Many borrowers find it very alluring to be able to apply for a loan without having to endure a taxing screening procedure. This could cause major problems for those who do not have a secure assurance that they will be able to afford a lump sum payment on the maturity date.
They might eventually face pressure to sell their home for a loss or let it go due to foreclosure. Naturally, they might be fortunate and be able to sell it for a profit, but that is essentially wishful thinking. They may learn a few important lessons about caution and planning from it, but they still have to deal with the fact that they lost their home as a result of their own foolishness.
Huge Payment at Once
This is probably the most compelling reason why you should not just jump right in and get a balloon loan: you will have to make a substantial payment at maturity. So, if you really want this type of mortgage, you have to be absolutely certain that by the end of the term, you will have enough money to pay off the balance – otherwise, you’ll be setting yourself up for a disaster.
Just keep in mind that it might be nearly impossible for a typical family to raise that amount of money within 5 to 7 years to cover the balloon payment.
Balloon loans are unquestionably much riskier than traditional loans from all perspectives.

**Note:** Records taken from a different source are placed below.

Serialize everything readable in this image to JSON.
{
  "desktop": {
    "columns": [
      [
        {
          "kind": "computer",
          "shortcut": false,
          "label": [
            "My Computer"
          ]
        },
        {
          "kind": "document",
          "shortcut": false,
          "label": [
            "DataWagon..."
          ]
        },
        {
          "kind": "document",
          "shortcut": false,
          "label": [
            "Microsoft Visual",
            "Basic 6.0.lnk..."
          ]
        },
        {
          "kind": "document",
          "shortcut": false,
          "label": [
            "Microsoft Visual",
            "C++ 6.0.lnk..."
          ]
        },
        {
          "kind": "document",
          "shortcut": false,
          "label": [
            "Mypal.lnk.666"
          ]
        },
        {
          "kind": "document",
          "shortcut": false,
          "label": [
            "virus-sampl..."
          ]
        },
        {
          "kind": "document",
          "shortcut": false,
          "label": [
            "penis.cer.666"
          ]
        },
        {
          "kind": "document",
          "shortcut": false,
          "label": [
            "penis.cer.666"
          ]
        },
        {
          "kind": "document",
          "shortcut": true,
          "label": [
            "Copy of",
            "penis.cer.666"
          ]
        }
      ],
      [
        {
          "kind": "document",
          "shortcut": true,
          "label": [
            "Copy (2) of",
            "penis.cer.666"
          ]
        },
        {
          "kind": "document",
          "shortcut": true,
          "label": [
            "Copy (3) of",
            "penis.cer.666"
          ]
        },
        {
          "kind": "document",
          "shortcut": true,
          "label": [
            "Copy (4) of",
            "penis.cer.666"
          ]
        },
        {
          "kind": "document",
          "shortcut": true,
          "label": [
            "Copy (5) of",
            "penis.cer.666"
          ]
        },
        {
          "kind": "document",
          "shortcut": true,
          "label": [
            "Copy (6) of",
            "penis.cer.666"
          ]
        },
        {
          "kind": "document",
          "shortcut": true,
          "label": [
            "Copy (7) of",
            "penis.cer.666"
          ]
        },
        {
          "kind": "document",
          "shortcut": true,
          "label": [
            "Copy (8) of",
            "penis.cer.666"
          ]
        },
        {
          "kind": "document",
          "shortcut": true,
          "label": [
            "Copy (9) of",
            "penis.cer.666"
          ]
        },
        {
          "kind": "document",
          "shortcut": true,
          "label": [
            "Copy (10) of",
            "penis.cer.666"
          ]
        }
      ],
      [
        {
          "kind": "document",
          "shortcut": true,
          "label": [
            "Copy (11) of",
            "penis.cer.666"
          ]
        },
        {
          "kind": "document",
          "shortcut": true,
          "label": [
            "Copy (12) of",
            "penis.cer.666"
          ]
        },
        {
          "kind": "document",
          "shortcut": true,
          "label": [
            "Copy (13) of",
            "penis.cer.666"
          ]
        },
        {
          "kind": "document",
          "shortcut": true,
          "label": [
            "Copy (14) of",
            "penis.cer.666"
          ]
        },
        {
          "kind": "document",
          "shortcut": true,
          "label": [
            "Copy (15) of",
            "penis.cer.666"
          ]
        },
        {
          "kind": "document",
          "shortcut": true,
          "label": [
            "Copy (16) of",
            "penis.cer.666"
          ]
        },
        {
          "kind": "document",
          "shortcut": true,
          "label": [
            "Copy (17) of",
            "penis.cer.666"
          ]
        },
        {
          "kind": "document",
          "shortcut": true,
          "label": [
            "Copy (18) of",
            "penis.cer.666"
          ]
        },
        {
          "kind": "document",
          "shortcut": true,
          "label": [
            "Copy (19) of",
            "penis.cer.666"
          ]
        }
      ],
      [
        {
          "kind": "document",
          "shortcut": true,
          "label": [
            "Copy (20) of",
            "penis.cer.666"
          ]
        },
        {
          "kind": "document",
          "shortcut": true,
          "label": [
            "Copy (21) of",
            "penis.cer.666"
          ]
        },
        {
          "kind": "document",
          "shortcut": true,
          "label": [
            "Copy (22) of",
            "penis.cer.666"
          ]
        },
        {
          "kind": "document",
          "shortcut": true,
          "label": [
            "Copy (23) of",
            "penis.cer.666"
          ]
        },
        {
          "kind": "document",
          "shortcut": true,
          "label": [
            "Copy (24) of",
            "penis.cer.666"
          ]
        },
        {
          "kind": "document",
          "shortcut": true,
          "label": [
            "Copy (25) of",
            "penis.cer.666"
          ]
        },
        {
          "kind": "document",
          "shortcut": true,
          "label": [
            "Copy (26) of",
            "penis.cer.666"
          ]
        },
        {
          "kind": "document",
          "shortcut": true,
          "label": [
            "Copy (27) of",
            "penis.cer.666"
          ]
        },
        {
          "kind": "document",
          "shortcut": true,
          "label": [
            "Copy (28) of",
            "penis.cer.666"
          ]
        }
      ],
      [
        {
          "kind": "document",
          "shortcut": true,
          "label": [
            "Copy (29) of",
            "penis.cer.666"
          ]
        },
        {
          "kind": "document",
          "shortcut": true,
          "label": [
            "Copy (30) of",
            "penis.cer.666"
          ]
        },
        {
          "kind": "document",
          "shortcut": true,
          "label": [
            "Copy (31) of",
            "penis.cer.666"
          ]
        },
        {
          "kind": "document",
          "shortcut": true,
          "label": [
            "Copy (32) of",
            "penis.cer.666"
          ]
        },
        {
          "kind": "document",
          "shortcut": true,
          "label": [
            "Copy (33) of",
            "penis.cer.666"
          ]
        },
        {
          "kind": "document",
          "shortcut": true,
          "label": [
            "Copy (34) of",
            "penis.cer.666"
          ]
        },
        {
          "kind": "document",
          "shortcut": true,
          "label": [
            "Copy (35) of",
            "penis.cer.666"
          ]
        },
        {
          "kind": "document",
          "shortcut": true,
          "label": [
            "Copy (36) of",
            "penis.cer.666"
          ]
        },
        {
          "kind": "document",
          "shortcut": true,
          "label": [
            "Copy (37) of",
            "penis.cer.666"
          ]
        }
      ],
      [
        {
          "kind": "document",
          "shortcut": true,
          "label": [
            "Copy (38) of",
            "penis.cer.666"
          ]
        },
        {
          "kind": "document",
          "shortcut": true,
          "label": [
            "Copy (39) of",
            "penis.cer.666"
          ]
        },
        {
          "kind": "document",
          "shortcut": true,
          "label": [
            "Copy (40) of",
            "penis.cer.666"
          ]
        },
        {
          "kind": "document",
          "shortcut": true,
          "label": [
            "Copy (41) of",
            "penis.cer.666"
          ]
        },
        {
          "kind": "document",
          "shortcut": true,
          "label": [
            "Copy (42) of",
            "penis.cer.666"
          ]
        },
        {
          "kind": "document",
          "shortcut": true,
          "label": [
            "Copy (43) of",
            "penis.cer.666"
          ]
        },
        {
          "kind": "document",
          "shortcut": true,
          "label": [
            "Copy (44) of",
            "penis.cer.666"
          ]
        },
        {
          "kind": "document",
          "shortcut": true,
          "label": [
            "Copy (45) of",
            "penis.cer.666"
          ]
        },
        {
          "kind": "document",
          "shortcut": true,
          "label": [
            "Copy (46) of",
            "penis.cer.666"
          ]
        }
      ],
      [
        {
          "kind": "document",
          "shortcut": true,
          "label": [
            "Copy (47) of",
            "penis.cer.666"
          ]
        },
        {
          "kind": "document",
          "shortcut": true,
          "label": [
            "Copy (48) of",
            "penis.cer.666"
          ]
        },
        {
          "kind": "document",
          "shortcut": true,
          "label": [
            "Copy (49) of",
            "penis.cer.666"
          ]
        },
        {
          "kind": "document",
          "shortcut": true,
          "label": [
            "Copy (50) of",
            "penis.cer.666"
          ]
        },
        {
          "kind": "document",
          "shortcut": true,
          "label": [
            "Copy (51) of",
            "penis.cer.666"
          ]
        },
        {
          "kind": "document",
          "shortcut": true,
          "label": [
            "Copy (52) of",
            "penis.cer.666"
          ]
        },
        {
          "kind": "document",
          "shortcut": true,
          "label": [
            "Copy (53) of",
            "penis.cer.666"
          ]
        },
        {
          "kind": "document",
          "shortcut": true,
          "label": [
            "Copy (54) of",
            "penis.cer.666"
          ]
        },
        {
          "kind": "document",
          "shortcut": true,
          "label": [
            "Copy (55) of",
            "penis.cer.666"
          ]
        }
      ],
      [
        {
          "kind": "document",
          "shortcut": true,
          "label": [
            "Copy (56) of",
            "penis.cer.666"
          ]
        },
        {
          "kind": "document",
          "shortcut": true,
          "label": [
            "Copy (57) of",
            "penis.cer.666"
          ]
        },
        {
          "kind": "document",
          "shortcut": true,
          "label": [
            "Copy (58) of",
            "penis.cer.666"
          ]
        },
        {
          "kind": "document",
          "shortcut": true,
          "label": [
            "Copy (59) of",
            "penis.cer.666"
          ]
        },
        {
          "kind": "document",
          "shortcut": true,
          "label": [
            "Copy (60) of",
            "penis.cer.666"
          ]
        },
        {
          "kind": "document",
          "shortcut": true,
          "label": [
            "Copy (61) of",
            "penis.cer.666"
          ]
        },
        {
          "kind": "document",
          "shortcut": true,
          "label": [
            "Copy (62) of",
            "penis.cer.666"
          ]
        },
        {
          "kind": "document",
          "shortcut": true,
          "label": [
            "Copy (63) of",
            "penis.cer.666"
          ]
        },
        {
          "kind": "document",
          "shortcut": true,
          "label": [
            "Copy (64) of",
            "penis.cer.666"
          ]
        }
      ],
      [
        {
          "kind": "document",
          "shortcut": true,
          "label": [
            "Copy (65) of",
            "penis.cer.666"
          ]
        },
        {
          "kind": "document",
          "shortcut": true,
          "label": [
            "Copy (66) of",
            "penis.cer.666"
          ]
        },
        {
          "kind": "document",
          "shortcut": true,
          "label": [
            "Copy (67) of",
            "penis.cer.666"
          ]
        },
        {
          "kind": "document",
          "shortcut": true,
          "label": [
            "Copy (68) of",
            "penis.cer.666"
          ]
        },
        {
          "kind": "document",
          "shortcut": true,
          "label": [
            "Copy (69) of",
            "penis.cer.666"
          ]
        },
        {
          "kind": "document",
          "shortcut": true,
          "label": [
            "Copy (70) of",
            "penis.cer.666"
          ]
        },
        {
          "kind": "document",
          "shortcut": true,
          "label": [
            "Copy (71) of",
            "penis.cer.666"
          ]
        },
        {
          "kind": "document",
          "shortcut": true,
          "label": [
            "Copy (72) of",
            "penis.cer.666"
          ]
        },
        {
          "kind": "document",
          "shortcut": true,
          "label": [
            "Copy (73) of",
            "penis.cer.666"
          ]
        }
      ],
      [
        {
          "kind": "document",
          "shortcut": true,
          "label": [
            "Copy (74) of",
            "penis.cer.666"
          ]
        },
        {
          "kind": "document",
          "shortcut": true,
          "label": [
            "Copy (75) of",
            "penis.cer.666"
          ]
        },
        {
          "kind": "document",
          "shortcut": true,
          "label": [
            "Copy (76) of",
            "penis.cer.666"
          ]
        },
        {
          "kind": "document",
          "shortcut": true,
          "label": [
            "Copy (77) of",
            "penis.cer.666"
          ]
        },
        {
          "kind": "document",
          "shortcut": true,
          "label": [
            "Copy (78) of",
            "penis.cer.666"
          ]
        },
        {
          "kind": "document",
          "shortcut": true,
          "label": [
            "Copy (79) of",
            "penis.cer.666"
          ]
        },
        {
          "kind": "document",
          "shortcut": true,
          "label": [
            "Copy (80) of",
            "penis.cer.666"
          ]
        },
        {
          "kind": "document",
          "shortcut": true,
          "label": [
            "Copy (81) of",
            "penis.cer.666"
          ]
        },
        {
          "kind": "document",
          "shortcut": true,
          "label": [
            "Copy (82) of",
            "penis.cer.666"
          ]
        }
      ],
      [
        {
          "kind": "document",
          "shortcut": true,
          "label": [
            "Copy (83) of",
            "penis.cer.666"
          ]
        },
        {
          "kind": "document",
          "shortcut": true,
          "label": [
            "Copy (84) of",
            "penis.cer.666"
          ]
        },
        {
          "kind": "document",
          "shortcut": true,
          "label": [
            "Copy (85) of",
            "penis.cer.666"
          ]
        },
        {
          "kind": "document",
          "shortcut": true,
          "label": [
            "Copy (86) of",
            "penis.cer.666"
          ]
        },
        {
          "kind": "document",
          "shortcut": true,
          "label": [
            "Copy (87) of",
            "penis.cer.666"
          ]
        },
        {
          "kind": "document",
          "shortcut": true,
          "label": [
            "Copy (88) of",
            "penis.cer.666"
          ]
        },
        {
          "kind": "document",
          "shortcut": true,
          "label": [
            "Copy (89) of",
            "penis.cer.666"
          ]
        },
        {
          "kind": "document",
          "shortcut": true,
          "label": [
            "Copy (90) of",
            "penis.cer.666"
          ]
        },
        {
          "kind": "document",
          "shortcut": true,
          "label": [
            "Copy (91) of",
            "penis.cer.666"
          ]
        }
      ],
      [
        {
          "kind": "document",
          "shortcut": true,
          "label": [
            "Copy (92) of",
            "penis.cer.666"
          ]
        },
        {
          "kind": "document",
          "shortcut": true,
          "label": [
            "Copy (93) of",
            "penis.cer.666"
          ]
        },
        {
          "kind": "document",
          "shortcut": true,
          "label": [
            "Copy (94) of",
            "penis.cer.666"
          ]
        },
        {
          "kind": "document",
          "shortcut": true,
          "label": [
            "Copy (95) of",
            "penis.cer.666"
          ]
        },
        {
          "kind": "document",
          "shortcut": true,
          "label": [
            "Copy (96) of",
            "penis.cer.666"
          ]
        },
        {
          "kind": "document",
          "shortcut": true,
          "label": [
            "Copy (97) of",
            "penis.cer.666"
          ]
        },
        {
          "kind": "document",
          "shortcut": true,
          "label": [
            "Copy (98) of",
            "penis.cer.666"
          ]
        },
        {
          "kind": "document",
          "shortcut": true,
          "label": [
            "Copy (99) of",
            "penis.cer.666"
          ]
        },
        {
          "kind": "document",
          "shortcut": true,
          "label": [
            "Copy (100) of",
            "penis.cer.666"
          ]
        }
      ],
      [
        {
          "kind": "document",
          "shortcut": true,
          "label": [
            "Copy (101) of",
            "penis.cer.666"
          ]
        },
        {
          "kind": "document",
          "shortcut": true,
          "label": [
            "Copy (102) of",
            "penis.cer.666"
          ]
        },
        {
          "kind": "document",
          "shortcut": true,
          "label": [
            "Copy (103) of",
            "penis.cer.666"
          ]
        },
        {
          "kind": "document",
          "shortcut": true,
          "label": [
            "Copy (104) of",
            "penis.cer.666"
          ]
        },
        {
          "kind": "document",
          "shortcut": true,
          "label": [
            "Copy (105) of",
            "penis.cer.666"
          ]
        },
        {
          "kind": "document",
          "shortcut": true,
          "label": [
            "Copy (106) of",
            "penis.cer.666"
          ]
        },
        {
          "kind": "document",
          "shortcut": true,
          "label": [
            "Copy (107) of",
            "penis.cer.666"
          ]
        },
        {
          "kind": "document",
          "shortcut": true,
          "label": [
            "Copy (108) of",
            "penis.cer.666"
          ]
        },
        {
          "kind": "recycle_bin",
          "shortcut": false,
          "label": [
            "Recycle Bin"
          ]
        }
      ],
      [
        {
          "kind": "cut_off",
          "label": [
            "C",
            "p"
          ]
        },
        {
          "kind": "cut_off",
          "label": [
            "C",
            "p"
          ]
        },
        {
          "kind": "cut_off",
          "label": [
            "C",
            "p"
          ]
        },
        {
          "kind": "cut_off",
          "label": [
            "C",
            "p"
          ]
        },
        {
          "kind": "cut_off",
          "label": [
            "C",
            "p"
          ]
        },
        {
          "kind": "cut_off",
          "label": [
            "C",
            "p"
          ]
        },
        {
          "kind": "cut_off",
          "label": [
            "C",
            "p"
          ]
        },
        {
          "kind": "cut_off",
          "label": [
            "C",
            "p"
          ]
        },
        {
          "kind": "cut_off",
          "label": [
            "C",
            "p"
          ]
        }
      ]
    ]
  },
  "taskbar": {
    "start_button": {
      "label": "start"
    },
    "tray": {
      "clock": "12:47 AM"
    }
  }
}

You can go for it if your main goal is to reduce your housing expenses as much as you can and you are confident that you can leave before the balloon payment is due. However, if your financial situation is a little precarious and you’re the type to worry endlessly that you won’t be able to refinance or sell in time, consider your options carefully. You may be better off going for a traditional loan.
What you intend to do with the home and how you intend to repay the loan should be taken into consideration when deciding how to buy it. The likelihood that you will receive a raise within the next two years and your ability to refinance easily are positive factors. The only thing left to do is maintain a perfect credit score up until that point. If you fit these criteria, a balloon mortgage is a fantastic choice.
Thoroughly evaluate your circumstances now, your financial situation, and your future income potential before you make a decision.
You can seek assistance from your lender in selecting the ideal mortgage for you. They will be more than happy to discuss the advantages and disadvantages of a balloon mortgage with you so you can make an intelligent choice.
What are the disadvantages of balloon mortgage?
- Pay a large amount at once. Low monthly payments have the drawback of requiring a sizable payment at the end of your balloon mortgage term.
- High risk. There are several risks associated with a balloon mortgage.
- Difficult to refinance. …
- Hard to find.
What are the pros and cons of a balloon mortgage?
There are some advantages to balloon loans. These loans frequently provide access to low interest rates for borrowers. However, there is no assurance that the borrower will be able to refinance at that lower rate—or even that they will be able to refinance the loan at all—so the drawbacks frequently outweigh the benefits.
What is a disadvantage of a balloon payment?
The disadvantages of promissory notes with balloon payments should also be taken into account. Unsecured loans with balloon payments typically have interest rates that are higher than conventional loans. For your company’s finances, making that hefty balloon payment at the end of the loan could be challenging.
What is the advantage of a balloon mortgage?
The main benefit of a balloon mortgage is that the interest rates are typically lower, resulting in lower monthly mortgage payments. A balloon mortgage may also allow you to qualify for a larger loan amount than you would with a fixed-rate or adjustable-rate mortgage.